The FCC versus Internet Freedom


Earlier this month, Federal Communications Commission Chairman Tom Wheeler announced that its five commissioners will conduct a vote on February 26 to decide whether to grant itself the authority to regulate the Internet under Title II of the Communications Act of 1934. It’s highly likely the FCC will give itself this new power. Lawsuits are certain to follow. The Wall Street Journal’s L. Gordon Crovitz denounced FCC Chairman Wheeler’s decision to apply outdated regulations designed to manage the erstwhile Ma Bell telephone monopoly to today’s rapidly evolving Internet. He warned that these “reactionary regulations” will mark “the end of the permissionless innovation that built today’s Internet.”

Mr. Crovitz is correct. Here are some of the far-reaching implications and negative consequences of the FCC’s new policy:

1) Innovation will be squelched. Crovitz’ phrase, “permissionless innovation” gets right to the heart of the problem. He notes, “In 2005, the U.S. Supreme Court warned that if the FCC treated the Internet as a telecommunications service, it ‘would subject to mandatory common carrier regulation all information service providers that use telecommunications as an input to provide information service to the public’—in other words, almost all websites and apps would be subject to regulation.” Chilling. If this were to happen, and it’s not unreasonable to suspect that it could if not challenged, the FCC would have a chokehold on entrepreneurial innovation and technical creativity. Even if the FCC consisted of nonpartisan experts (which it doesn’t and probably never will) the entrepreneurial process of creative destruction would be diminished. The problem with experts sitting in judgment and deciding which breakthroughs and entrepreneurial visions will be given the green light is that experts are only experts about the past, while entrepreneurs are the ones who invent the future. Today’s “experts” are spectacularly unqualified to sit in judgment about how the future should evolve. To believe otherwise is to fall for the oft-discredited myth of government economic planning.

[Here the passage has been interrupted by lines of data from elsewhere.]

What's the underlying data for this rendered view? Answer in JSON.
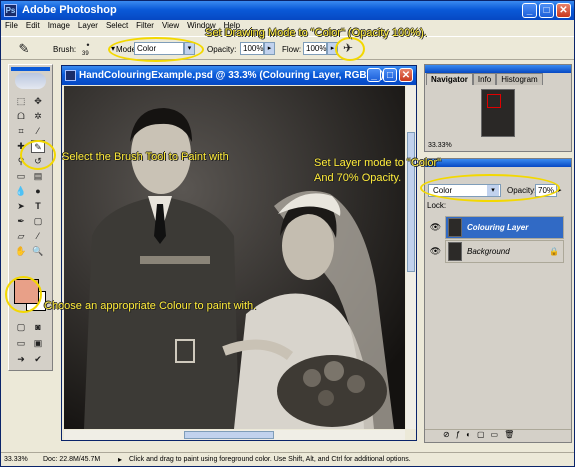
{
  "app": {
    "title": "Adobe Photoshop"
  },
  "menu": [
    "File",
    "Edit",
    "Image",
    "Layer",
    "Select",
    "Filter",
    "View",
    "Window",
    "Help"
  ],
  "options": {
    "brush_label": "Brush:",
    "brush_size": "39",
    "mode_label": "Mode:",
    "mode_value": "Color",
    "opacity_label": "Opacity:",
    "opacity_value": "100%",
    "flow_label": "Flow:",
    "flow_value": "100%"
  },
  "document": {
    "title": "HandColouringExample.psd @ 33.3% (Colouring Layer, RGB/8#)"
  },
  "navigator": {
    "tabs": [
      "Navigator",
      "Info",
      "Histogram"
    ],
    "zoom": "33.33%"
  },
  "layers": {
    "mode": "Color",
    "opacity_label": "Opacity:",
    "opacity_value": "70%",
    "lock_label": "Lock:",
    "items": [
      "Colouring Layer",
      "Background"
    ]
  },
  "status": {
    "zoom": "33.33%",
    "doc": "Doc: 22.8M/45.7M",
    "hint": "Click and drag to paint using foreground color. Use Shift, Alt, and Ctrl for additional options."
  },
  "annotations": {
    "drawing_mode": "Set Drawing Mode to \"Color\" (Opacity 100%).",
    "brush_tool": "Select the Brush Tool to Paint with",
    "layer_mode_1": "Set Layer mode to \"Color\"",
    "layer_mode_2": "And 70% Opacity.",
    "colour": "Choose an appropriate Colour to paint with."
  },
  "colors": {
    "accent": "#0a5ad8",
    "callout": "#ffec3a",
    "foreground_swatch": "#e8a088"
  }
}
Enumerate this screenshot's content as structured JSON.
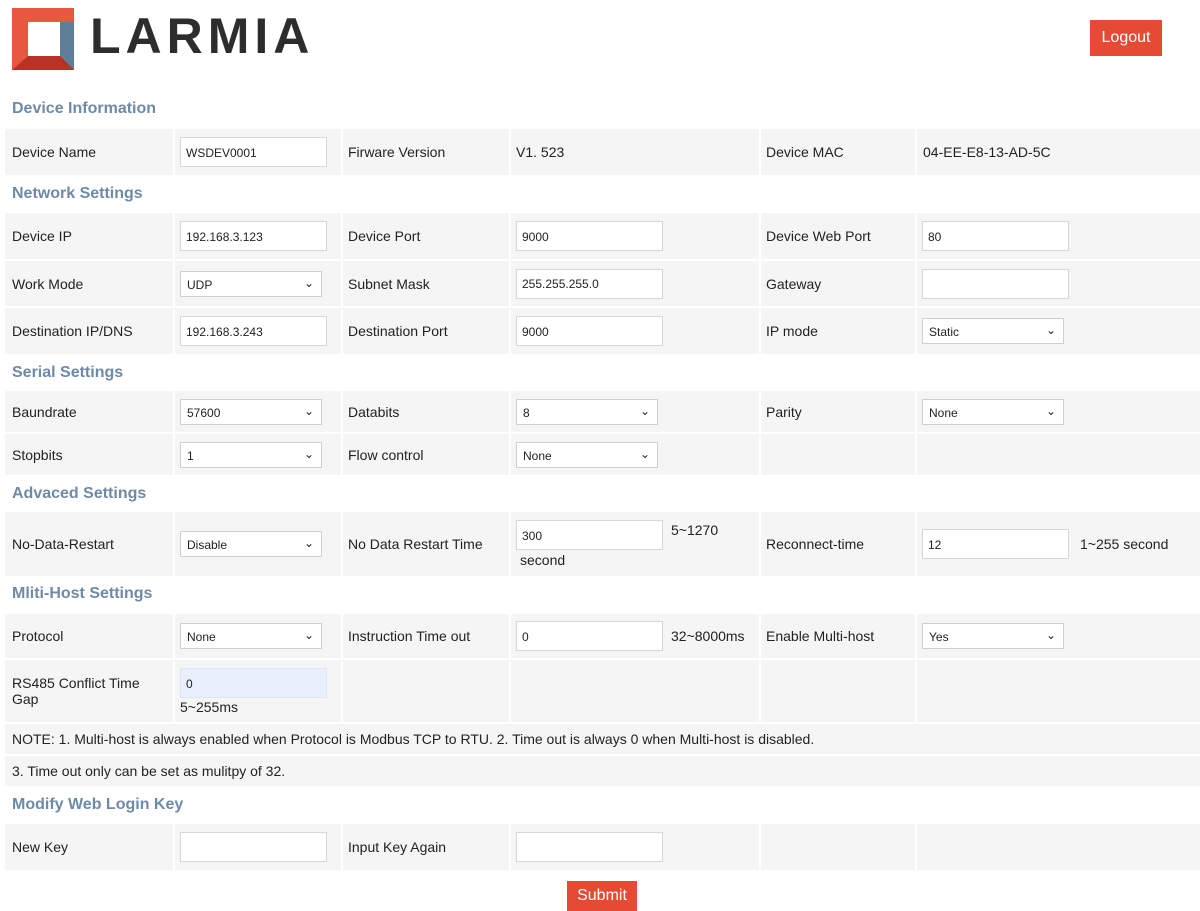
{
  "brand": {
    "name": "LARMIA"
  },
  "header": {
    "logout_label": "Logout"
  },
  "device_info": {
    "title": "Device Information",
    "device_name_label": "Device Name",
    "device_name_value": "WSDEV0001",
    "firmware_label": "Firware Version",
    "firmware_value": "V1. 523",
    "mac_label": "Device MAC",
    "mac_value": "04-EE-E8-13-AD-5C"
  },
  "network": {
    "title": "Network Settings",
    "device_ip_label": "Device IP",
    "device_ip_value": "192.168.3.123",
    "device_port_label": "Device Port",
    "device_port_value": "9000",
    "web_port_label": "Device Web Port",
    "web_port_value": "80",
    "work_mode_label": "Work Mode",
    "work_mode_value": "UDP",
    "subnet_label": "Subnet Mask",
    "subnet_value": "255.255.255.0",
    "gateway_label": "Gateway",
    "gateway_value": "",
    "dest_ip_label": "Destination IP/DNS",
    "dest_ip_value": "192.168.3.243",
    "dest_port_label": "Destination Port",
    "dest_port_value": "9000",
    "ip_mode_label": "IP mode",
    "ip_mode_value": "Static"
  },
  "serial": {
    "title": "Serial Settings",
    "baud_label": "Baundrate",
    "baud_value": "57600",
    "databits_label": "Databits",
    "databits_value": "8",
    "parity_label": "Parity",
    "parity_value": "None",
    "stopbits_label": "Stopbits",
    "stopbits_value": "1",
    "flow_label": "Flow control",
    "flow_value": "None"
  },
  "advanced": {
    "title": "Advaced Settings",
    "no_data_restart_label": "No-Data-Restart",
    "no_data_restart_value": "Disable",
    "restart_time_label": "No Data Restart Time",
    "restart_time_value": "300",
    "restart_time_range": "5~1270",
    "restart_time_unit": "second",
    "reconnect_label": "Reconnect-time",
    "reconnect_value": "12",
    "reconnect_unit": "1~255 second"
  },
  "multihost": {
    "title": "Mliti-Host Settings",
    "protocol_label": "Protocol",
    "protocol_value": "None",
    "timeout_label": "Instruction Time out",
    "timeout_value": "0",
    "timeout_unit": "32~8000ms",
    "enable_label": "Enable Multi-host",
    "enable_value": "Yes",
    "conflict_label": "RS485 Conflict Time Gap",
    "conflict_value": "0",
    "conflict_unit": "5~255ms",
    "note1": "NOTE: 1. Multi-host is always enabled when Protocol is Modbus TCP to RTU. 2. Time out is always 0 when Multi-host is disabled.",
    "note2": "3. Time out only can be set as mulitpy of 32."
  },
  "login_key": {
    "title": "Modify Web Login Key",
    "new_key_label": "New Key",
    "new_key_value": "",
    "again_label": "Input Key Again",
    "again_value": ""
  },
  "submit_label": "Submit",
  "colors": {
    "accent": "#e54a35",
    "section_title": "#6f8aa6",
    "row_bg": "#f5f5f5"
  },
  "icons": {
    "select_arrow": "chevron-down-icon"
  }
}
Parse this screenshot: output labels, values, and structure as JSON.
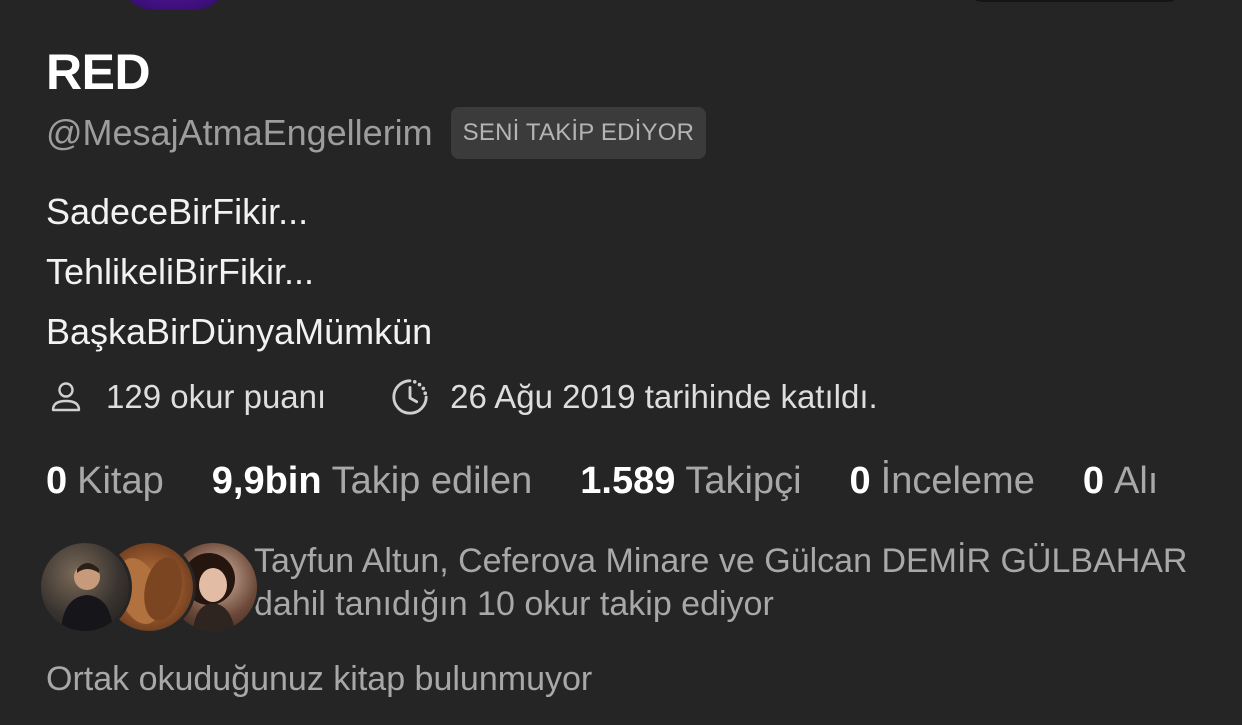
{
  "profile": {
    "name": "RED",
    "handle": "@MesajAtmaEngellerim",
    "follows_you_badge": "SENİ TAKİP EDİYOR",
    "bio_lines": [
      "SadeceBirFikir...",
      "TehlikeliBirFikir...",
      "BaşkaBirDünyaMümkün"
    ]
  },
  "meta": {
    "reader_points": "129 okur puanı",
    "joined": "26 Ağu 2019 tarihinde katıldı.",
    "reader_points_icon": "person-icon",
    "joined_icon": "clock-history-icon"
  },
  "stats": [
    {
      "value": "0",
      "label": "Kitap"
    },
    {
      "value": "9,9bin",
      "label": "Takip edilen"
    },
    {
      "value": "1.589",
      "label": "Takipçi"
    },
    {
      "value": "0",
      "label": "İnceleme"
    },
    {
      "value": "0",
      "label": "Alı"
    }
  ],
  "mutual_followers": {
    "text": "Tayfun Altun, Ceferova Minare ve Gülcan DEMİR GÜLBAHAR dahil tanıdığın 10 okur takip ediyor"
  },
  "common_books": {
    "text": "Ortak okuduğunuz kitap bulunmuyor"
  },
  "colors": {
    "background": "#252525",
    "primary_text": "#ffffff",
    "secondary_text": "#a8a8a8",
    "badge_background": "#3b3b3b"
  }
}
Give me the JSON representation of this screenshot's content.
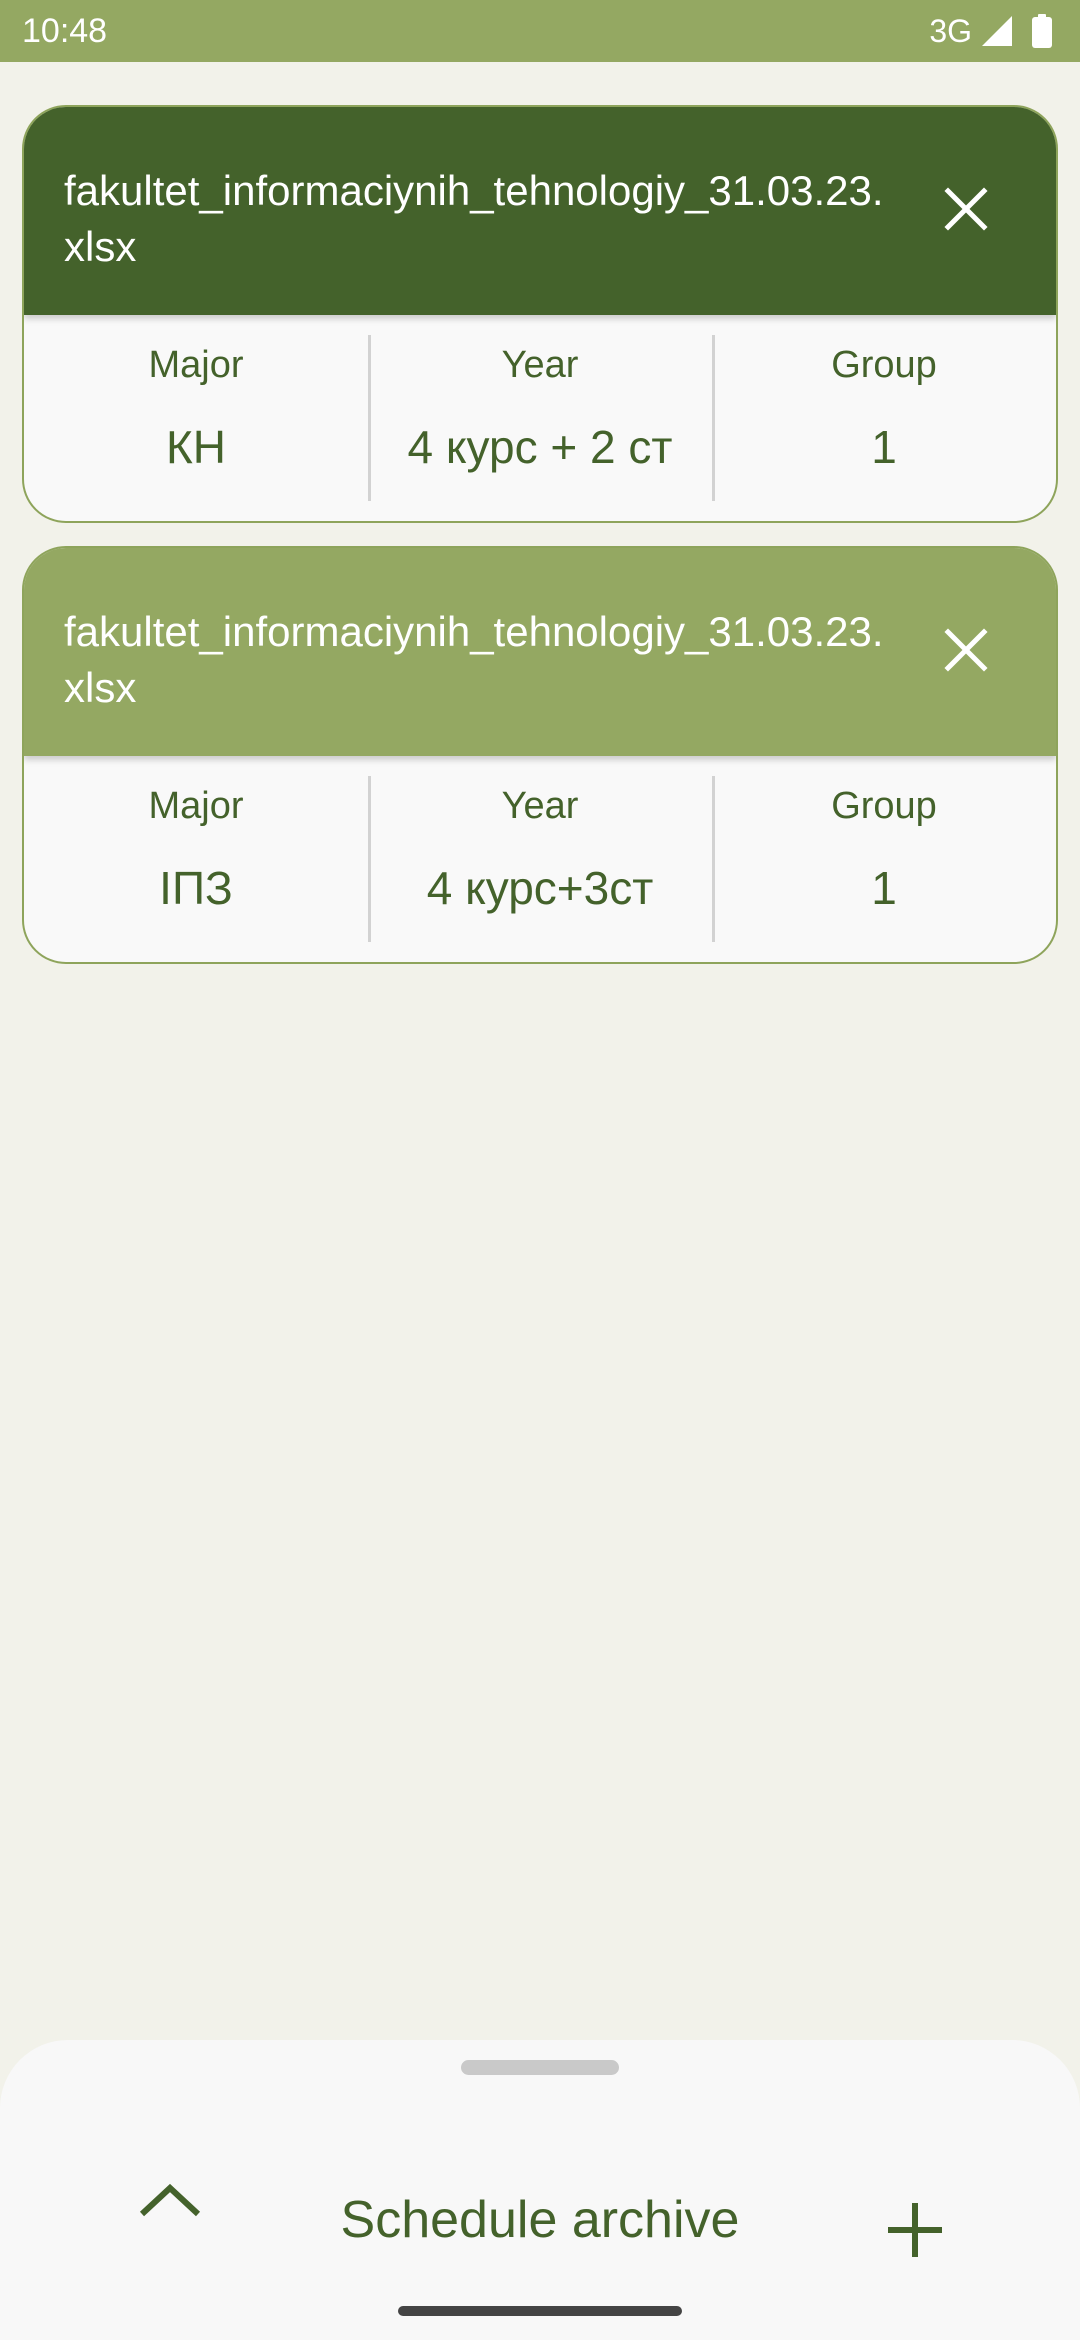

2) Cronyism and special interest politics will be strengthened. By adopting the highly subjective language banning “practices” that the FCC decides are “unjust or unreasonable,” the FCC is inviting lawsuits from large corporations with deep pockets designed to cripple less-well-capitalized newcomers. Thus, the FCC continues the current president’s pattern of favoring large entrenched corporations (e.g., the ACA and Dodd-Frank Act—see Timothy Carney’s 2009 book, “Obamanomics”). In addition to favoring established big businesses, the new regulations create yet another government make-work program for lawyers.

3) Consumers will pay more. Government regulatory control almost invariably makes things more expensive by raising prices higher than free-market prices. This happened with trucking under the Interstate Commerce Commission, airlines under the Civil Aeronautics Board, and long distance telephony under this very same FCC. In fact, this new FCC rule will encourage and empower existing businesses that are falling behind to petition the FCC to hamstring and even shut down emerging competitors that are outperforming them. This is exactly how antitrust law has been abused throughout our history—penalizing efficient competitors to protect inefficient competitors at considerable cost to the American consumer.

4) The constitution will be weakened. The FCC’s action is another step away from the hallowed principle of representative government and toward bureaucratic tyranny. It is simply the latest in a long series of executive branch usurpations of Congress’ constitutionally mandated legislative prerogative. For a few unelected political appointees to break decades of precedent and unilaterally decide to regulate the Internet is abhorrent—especially since, once the process gets underway, these same unelected officials will act as judge, jury and executioner in the cases that come before them. Chairman Wheeler is trying to reassure us by promising to “forbear” from actually exercising full regulatory power, but of course, he is vague about what powers he and his colleagues wouldn’t exercise. Once the sought-after powers have been conceded to the FCC, they will have vast discretionary and arbitrary powers.

5) Free speech will be compromised. The First Amendment itself would be at risk under this new FCC regime. If you think that the IRS discrimination against conservative tax-exempt organizations was offensive, imagine what the FCC could do to stifle communication by not approving select websites. If you need government permission to disseminate ideas, speech can hardly be said to be free.

Congress needs to wake up and decisively halt this unwarranted expansion of executive branch power. In previous cases of bureaucratic overreach (IRS, NLRB, NSA, etc.) some members of Congress have made lots of noise, but the consequences to the perpetrators have been pathetically weak. It’s time to move beyond giving indignant speeches and an occasional slap on the wrist. Why not abolish the FCC, update federal communication law, and then let individual cases be litigated in common law courts?

Dr. Mark W. Hendrickson is a faculty member, economist, and contributing scholar with the Center for Vision & Values at Grove City College.